The Security Police manned the guardhouse at the entrance to the launch pad. Just before we started loading the launch vehicle with fuel and oxidizer the pad was officially cleared, except for the police who did a final sweep of the Pad. They would get in their patrol cars and drive around the pad perimeter road with red lights flashing and loud speakers blaring, "Clear the Pad." They would then report to the test conductor that the pad was officially clear for propellant loading and launch and exit the Pad through a gate near the LO2 facility. That day as we followed the patrol cars around the pad and out the gate on our console television monitors, they entered a fog bank where the dirt road was near the ditch. Normally this would have been condensed moisture from the humid air caused by the cold oxygen gas, but for Apollo 13 it evidently was pure oxygen. As the patrol cars drove though the cloud the hot grease on the engines caught fire. We saw the Security Police jump out and run to safety. A second car and then third followed and exploded in flame. No one knew what the heck was happening. We watched as the patrol cars burned with the oil, grease and gasoline acting as the fuel and the pure oxygen. The vehicles melted down to the engine blocks. Fortunately all of the patrolmen escaped. Once the excitement died down we resumed the simulated countdown. Never again did the police use that Pad exit!

All times are CT (US)

next newest topic | next oldest topic

Administrative Options: Close Topic | Archive/Move | Delete Topic
Post New Topic  Post A Reply
Hop to:

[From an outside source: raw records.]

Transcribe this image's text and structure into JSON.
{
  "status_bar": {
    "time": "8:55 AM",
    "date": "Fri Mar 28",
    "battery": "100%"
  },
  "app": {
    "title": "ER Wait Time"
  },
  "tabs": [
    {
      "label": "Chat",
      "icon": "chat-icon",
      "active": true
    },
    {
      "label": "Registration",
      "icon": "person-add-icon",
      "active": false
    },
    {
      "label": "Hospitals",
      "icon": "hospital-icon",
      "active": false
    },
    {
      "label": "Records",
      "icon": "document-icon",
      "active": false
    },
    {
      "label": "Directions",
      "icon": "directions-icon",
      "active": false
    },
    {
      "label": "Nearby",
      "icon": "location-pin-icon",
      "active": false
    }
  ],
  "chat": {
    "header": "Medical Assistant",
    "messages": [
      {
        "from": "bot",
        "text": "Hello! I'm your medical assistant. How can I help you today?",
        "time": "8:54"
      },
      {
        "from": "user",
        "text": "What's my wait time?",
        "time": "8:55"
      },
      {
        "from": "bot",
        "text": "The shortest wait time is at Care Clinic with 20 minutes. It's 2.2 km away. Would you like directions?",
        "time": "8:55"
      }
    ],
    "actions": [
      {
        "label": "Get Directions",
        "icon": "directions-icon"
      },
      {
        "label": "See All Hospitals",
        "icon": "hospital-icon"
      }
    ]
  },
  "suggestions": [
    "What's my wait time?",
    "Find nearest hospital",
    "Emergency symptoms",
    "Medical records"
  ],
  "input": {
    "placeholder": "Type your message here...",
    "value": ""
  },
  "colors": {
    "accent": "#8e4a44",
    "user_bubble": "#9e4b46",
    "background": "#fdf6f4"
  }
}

Contact Us | The Source for Space History & Artifacts

Copyright 1999-2014 All rights reserved.

Ultimate Bulletin Board 5.47a